[Date Prev][Date Next]   [Thread Prev][Thread Next]   [Thread Index] [Date Index] [Author Index]

RE: Options to stop processes that can't be killed -9 other than reboot

> Mike Burger wrote:
>> If you have a process that is stuck in a zombie mode and kill -9
>> getting rid of it, you may need to do something with the parent
>> that spawned it in the first place.
> Yeah, but too often, the parent process has gone, and the zombie's now
> a parent of 1.

That would stink, yeah. :-(

[Jack Allen] I thought I would add a few comments about this type of
problem. If a process will not exit after a "kill -9 PID" has been done,
then it is stuck waiting on the kernel to complete something on its
behalf. When you "send a single" to a PID, you are not really send a
single, you are only setting a bit in the process that indicates a
single has been posted for that process. When the kernel schedules the
process to run again the bits are looked at and handled as setup up by
the process, single catchers. But -9 cannot be caught and processed by
the process. The kernel will cause the process to exit.

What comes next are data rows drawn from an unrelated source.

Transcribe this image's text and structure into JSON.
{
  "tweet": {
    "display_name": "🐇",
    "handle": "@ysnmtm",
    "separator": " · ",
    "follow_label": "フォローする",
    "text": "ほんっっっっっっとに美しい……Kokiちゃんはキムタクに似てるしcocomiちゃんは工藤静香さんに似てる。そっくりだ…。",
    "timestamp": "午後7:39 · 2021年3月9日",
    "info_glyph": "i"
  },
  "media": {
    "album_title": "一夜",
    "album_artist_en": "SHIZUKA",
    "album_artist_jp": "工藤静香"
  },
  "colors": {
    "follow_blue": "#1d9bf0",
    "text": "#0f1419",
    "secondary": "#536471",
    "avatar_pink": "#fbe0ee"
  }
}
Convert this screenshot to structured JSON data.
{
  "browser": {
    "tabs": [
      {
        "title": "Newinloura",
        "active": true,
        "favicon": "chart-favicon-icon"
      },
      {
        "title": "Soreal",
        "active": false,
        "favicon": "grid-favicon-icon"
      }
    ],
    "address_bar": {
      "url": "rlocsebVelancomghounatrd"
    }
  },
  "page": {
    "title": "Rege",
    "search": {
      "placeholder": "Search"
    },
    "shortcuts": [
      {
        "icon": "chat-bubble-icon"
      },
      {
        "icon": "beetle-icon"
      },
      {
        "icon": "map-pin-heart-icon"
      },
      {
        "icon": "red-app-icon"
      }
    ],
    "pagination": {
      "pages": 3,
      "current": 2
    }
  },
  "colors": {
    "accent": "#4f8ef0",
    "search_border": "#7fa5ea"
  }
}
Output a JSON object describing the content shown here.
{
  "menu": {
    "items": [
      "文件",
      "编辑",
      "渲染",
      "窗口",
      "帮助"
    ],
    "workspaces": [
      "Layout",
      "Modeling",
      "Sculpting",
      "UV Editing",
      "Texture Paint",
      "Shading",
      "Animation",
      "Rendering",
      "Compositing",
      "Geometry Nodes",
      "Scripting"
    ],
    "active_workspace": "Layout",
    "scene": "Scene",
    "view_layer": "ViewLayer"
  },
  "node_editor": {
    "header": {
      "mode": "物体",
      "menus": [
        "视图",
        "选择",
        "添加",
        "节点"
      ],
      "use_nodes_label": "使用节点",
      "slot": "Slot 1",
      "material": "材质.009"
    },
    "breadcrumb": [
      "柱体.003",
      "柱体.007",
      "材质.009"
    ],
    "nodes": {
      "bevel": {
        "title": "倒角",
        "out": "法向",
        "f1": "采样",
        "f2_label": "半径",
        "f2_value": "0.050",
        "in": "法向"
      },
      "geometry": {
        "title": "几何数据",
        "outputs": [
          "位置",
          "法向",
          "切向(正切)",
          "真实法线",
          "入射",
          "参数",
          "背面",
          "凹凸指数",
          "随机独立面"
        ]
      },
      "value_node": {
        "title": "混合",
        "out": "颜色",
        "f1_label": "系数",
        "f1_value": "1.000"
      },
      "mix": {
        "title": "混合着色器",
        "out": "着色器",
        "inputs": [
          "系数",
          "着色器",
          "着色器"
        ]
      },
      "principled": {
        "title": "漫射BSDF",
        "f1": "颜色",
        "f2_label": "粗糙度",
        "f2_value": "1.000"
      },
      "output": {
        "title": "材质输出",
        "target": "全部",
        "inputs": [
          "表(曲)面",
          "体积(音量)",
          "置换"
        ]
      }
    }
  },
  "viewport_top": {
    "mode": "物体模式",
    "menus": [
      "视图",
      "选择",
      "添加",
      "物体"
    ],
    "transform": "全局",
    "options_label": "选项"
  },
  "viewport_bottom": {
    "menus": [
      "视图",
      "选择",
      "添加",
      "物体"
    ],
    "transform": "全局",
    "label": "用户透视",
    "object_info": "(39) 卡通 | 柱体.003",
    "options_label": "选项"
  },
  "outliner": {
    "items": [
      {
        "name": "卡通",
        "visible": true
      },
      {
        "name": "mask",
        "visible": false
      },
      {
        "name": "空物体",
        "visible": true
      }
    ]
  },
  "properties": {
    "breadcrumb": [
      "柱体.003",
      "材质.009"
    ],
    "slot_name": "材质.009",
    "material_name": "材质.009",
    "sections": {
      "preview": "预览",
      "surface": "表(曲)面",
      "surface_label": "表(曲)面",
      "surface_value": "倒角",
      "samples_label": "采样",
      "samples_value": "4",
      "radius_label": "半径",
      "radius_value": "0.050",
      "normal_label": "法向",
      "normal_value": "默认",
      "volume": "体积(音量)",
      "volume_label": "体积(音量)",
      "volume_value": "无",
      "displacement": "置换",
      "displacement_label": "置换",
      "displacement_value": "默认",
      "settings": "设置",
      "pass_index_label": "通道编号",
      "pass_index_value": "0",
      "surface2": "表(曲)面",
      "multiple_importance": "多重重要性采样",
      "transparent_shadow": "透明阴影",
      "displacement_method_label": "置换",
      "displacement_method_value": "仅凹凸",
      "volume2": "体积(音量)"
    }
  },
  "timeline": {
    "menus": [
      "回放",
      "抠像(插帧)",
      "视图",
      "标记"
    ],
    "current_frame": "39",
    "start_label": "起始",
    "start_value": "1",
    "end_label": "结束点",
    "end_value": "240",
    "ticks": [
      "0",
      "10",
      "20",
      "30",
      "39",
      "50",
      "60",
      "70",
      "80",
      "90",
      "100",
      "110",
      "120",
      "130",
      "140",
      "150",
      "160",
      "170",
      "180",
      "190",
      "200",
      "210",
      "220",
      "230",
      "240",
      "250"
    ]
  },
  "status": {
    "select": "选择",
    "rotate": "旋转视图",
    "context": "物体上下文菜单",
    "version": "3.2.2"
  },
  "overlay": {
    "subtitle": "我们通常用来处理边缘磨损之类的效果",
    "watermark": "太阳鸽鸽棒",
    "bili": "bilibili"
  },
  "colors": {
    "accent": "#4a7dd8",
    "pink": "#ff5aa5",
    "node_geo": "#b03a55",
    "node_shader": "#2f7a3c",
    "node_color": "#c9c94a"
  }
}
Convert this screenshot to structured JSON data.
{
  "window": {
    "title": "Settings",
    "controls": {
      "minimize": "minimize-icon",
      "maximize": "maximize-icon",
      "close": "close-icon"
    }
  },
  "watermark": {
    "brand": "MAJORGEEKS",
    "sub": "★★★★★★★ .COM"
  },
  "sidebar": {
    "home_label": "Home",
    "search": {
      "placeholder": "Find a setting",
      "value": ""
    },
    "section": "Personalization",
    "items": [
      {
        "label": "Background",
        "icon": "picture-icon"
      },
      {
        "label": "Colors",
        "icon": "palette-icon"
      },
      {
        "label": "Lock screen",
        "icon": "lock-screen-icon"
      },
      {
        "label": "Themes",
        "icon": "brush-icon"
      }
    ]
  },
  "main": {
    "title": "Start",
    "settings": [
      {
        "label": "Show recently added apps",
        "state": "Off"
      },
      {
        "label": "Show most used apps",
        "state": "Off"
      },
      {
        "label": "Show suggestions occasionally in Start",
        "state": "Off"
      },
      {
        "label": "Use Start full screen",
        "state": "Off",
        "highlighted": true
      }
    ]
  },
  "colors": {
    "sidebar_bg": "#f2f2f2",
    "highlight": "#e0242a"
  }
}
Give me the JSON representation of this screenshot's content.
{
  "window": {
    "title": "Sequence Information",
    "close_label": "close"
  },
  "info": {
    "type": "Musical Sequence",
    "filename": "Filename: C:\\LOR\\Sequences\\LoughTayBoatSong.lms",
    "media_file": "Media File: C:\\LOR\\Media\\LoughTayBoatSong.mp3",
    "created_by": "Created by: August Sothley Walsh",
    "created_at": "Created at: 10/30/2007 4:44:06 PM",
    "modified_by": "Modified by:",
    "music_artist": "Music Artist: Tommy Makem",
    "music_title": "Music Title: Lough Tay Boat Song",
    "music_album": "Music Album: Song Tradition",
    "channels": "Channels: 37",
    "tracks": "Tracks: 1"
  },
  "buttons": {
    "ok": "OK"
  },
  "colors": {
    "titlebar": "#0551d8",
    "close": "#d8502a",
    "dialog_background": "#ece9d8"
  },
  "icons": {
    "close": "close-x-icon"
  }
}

Now how can a process get stuck waiting on the kernel. Here is an
example that use to happen quite often when 9trk tape drives were used.
Many of you may have never seen one. Anyway, say some type of backup was
being writing to a 9trk tape drive that is 2400 feet long. When the
backup completed it may display a message to that affect and then close
the file descriptor associated with the tape drive causing it to rewind
the tape. Well it takes maybe 20 to 30 seconds or more to rewind the
tape and the operator would push the online button during that time, to
take it offline and push the unload button. The process is waiting for
the kernel to let it know the tape has rewound and is back at load point
and considered closed. This will never happen because the tape drive is
now offline and will not generate an interrupt when the tape completes
the rewind and is at load point. Therefore the operator does not get
their prompt back or whatever should have happened next. You can do
"kill -9 PID" on the process but it is not going to terminate. All they
had to do was thread the tape and put it online again and the kernel
received an interrupt from the device and determine a process was
waiting to be woke up and wake it up. But if a "kill -9 PID" had been
done the process will terminated, if not then it may display something
else for the operator to do, like mount another tape.

Now about a Zombie process. A Zombie is a process that has exited,
wither that be because it called exit() or received some signal that
caused it to end. It is in the Zombie state because its parent has not
done a wait() to pick up its exit status. If the parent has exited then
it is inherited by PID 1 (init). This is by design. When this happens,
PID 1 is woke up and does a wait() which returns the PID and the exit
status. It determines that it was not a PID it started and just ignores
it. But the fact that it did the wait(), the PID is removed from the
process table.

So if you do "kill -9 PID" and the process does not become a Zombie,
then it is stuck waiting on the kernel. It will do no good to kill the
parent. If it does become a Zombie, and the parent does not do a wait(),
then the parent has a bug or it is waiting on something and just has not
gotten around to doing a wait().

Jack Allen

[Date Prev][Date Next]   [Thread Prev][Thread Next]   [Thread Index] [Date Index] [Author Index]